▶ **Requirement**
For the records below, output every line from the one holding "Convert this screenshot" through the final line, unaltered, and no other lines.

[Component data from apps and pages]
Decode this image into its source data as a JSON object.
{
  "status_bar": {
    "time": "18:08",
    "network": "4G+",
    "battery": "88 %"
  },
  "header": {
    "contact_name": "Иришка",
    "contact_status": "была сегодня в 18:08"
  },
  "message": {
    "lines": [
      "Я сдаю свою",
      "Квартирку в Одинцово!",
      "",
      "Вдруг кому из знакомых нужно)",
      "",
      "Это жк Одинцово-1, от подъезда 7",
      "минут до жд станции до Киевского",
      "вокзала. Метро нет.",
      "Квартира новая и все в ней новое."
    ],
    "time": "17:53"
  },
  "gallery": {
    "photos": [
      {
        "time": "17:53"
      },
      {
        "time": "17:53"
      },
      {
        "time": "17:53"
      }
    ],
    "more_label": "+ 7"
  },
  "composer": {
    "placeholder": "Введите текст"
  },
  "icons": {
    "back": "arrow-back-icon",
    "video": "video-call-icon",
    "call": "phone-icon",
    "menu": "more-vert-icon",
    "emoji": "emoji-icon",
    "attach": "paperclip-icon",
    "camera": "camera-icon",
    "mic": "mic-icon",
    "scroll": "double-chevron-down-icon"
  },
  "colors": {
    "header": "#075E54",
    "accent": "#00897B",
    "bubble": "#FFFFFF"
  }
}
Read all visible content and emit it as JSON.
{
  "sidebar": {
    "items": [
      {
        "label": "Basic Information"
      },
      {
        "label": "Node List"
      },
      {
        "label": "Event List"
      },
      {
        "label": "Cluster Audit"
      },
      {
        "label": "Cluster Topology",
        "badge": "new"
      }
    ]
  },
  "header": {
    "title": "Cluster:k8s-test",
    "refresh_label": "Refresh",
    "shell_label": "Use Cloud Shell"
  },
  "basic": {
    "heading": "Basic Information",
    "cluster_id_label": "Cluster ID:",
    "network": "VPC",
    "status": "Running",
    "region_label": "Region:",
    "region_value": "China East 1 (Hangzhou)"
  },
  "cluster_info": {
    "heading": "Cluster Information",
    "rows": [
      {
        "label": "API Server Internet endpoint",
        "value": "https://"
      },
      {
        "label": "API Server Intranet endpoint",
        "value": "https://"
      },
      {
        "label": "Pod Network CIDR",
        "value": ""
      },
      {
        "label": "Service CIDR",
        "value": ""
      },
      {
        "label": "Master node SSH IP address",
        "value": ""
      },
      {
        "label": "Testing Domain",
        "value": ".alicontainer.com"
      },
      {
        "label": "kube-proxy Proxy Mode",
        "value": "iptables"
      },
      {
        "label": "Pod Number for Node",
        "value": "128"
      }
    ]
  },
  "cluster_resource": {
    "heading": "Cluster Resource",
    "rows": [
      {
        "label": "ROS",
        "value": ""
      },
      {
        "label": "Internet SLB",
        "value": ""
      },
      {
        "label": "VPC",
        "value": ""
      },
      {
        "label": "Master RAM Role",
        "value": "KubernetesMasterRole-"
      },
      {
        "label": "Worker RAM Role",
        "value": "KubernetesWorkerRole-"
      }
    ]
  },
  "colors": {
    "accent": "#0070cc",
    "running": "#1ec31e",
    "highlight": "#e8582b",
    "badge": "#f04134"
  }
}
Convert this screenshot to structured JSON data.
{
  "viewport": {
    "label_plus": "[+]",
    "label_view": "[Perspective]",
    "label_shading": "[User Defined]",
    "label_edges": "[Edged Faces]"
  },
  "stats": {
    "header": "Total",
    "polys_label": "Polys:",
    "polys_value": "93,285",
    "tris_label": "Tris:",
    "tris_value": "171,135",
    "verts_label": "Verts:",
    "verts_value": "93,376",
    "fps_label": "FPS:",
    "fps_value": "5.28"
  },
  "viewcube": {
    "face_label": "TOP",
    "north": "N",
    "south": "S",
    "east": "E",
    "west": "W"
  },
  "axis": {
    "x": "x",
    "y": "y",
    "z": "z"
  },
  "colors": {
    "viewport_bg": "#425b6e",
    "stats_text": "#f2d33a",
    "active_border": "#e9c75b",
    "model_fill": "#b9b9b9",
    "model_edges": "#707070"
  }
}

▶ **Solution to the problem**
Convert this screenshot to structured JSON data.
{
  "viewport": {
    "label_plus": "[+]",
    "label_view": "[Perspective]",
    "label_shading": "[User Defined]",
    "label_edges": "[Edged Faces]"
  },
  "stats": {
    "header": "Total",
    "polys_label": "Polys:",
    "polys_value": "93,285",
    "tris_label": "Tris:",
    "tris_value": "171,135",
    "verts_label": "Verts:",
    "verts_value": "93,376",
    "fps_label": "FPS:",
    "fps_value": "5.28"
  },
  "viewcube": {
    "face_label": "TOP",
    "north": "N",
    "south": "S",
    "east": "E",
    "west": "W"
  },
  "axis": {
    "x": "x",
    "y": "y",
    "z": "z"
  },
  "colors": {
    "viewport_bg": "#425b6e",
    "stats_text": "#f2d33a",
    "active_border": "#e9c75b",
    "model_fill": "#b9b9b9",
    "model_edges": "#707070"
  }
}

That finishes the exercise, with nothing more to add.